Last November, voters in El Paso, Texas voters approved a referendum that denied health benefits to unmarried partners of city employees. The referendum also had the (unintended) effect of stripping benefits from up to 10,000 retired civil servants—including policemen and firefighters—as well as elected officials.
The city council voted last night to restore those benefits, reports the El Paso Times.
The council split 4-4. Mayor John Cook, who proposed the ordinance restoring benefits, broke the tie in favor of it despite a ballot initiative in November ending them.
City Reps. Beto O'Rourke and Rachel Quintana, who will leave the council in two weeks, voted in favor of restoring the benefits. Quintana's replacement, Michiel Noe, on Tuesday said he would not have voted the way she did.

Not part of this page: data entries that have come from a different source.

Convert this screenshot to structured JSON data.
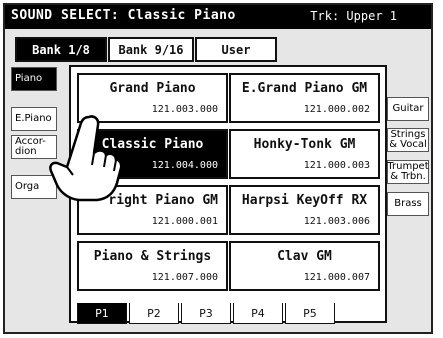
{
  "header": {
    "title": "SOUND SELECT: Classic Piano",
    "track": "Trk: Upper 1"
  },
  "bank_tabs": [
    {
      "label": "Bank 1/8",
      "active": true
    },
    {
      "label": "Bank 9/16",
      "active": false
    },
    {
      "label": "User",
      "active": false
    }
  ],
  "categories_left": [
    {
      "label": "Piano",
      "active": true
    },
    {
      "label": "E.Piano",
      "active": false
    },
    {
      "label": "Accor-\ndion",
      "active": false
    },
    {
      "label": "Orga",
      "active": false
    }
  ],
  "categories_right": [
    {
      "label": "Guitar"
    },
    {
      "label": "Strings\n& Vocal"
    },
    {
      "label": "Trumpet\n& Trbn."
    },
    {
      "label": "Brass"
    }
  ],
  "sounds": [
    {
      "name": "Grand Piano",
      "code": "121.003.000",
      "selected": false
    },
    {
      "name": "E.Grand Piano GM",
      "code": "121.000.002",
      "selected": false
    },
    {
      "name": "Classic Piano",
      "code": "121.004.000",
      "selected": true
    },
    {
      "name": "Honky-Tonk GM",
      "code": "121.000.003",
      "selected": false
    },
    {
      "name": "right Piano GM",
      "code": "121.000.001",
      "selected": false
    },
    {
      "name": "Harpsi KeyOff RX",
      "code": "121.003.006",
      "selected": false
    },
    {
      "name": "Piano & Strings",
      "code": "121.007.000",
      "selected": false
    },
    {
      "name": "Clav GM",
      "code": "121.000.007",
      "selected": false
    }
  ],
  "pages": [
    {
      "label": "P1",
      "active": true
    },
    {
      "label": "P2",
      "active": false
    },
    {
      "label": "P3",
      "active": false
    },
    {
      "label": "P4",
      "active": false
    },
    {
      "label": "P5",
      "active": false
    }
  ],
  "icons": {
    "pointer": "pointing-hand-icon"
  }
}
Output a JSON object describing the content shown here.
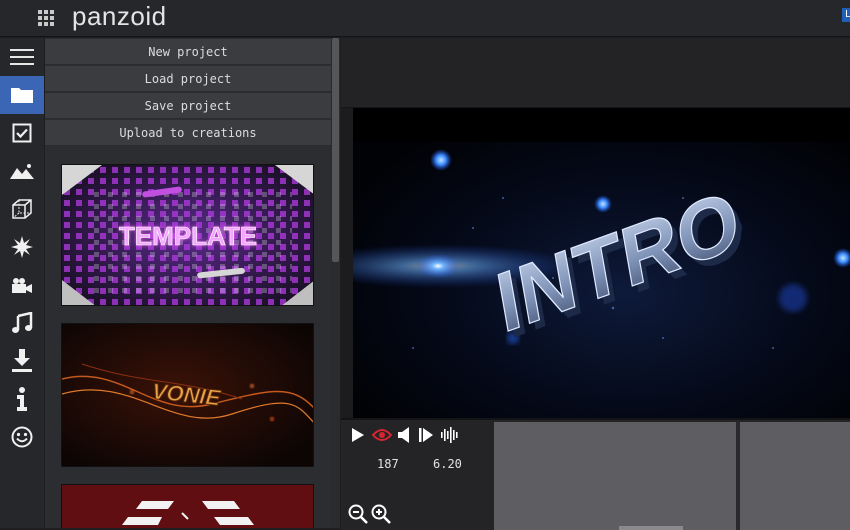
{
  "header": {
    "brand": "panzoid",
    "user_badge": "L"
  },
  "sidebar_icons": [
    "menu-icon",
    "folder-icon",
    "checkbox-icon",
    "image-icon",
    "cube-icon",
    "burst-icon",
    "camera-icon",
    "music-icon",
    "download-icon",
    "info-icon",
    "smiley-icon"
  ],
  "project_menu": {
    "new_project": "New project",
    "load_project": "Load project",
    "save_project": "Save project",
    "upload_creations": "Upload to creations"
  },
  "templates": {
    "thumb1_text": "TEMPLATE",
    "thumb2_text": "VONIE"
  },
  "preview": {
    "title_text": "INTRO"
  },
  "timeline": {
    "frame": "187",
    "time": "6.20"
  },
  "colors": {
    "accent_blue": "#3a66b5",
    "record_red": "#d8242e"
  }
}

"Although I think everyone should have benefits, I would have respected the will of the voters," Noe said. "Now, if the courts had decided that was illegal, then I would have voted according to what the ruling said. But they said that the vote was legal, so again I would respect the will of the voters."
Noe was referring to a ruling last month by U.S. District Judge Frank Montalvo in which he upheld the voter-approved initiative. He wrote that the ordinance did not single out any group such as gay partners of city employees. Montalvo hinted that if the initiative had excluded just domestic partners, it might run against equal-protection assurances in the Constitution.
The controversy began in 2009 when city officials voted to extend benefits to same- and opposite-sex domestic partners. "Only 19 people signed up, adding about $30,000 to the city's $34 million health-care budget," reported the Wall Street Journal. "The group that drew up the proposal to overturn the program could not find a lawyer to advise it and so came up with the wording on its own."
The anti-gay evangelical pastor who spearheaded the referendum now says he will recall the council members who supported the change, reports FOX 14.
Reap, sow, etc..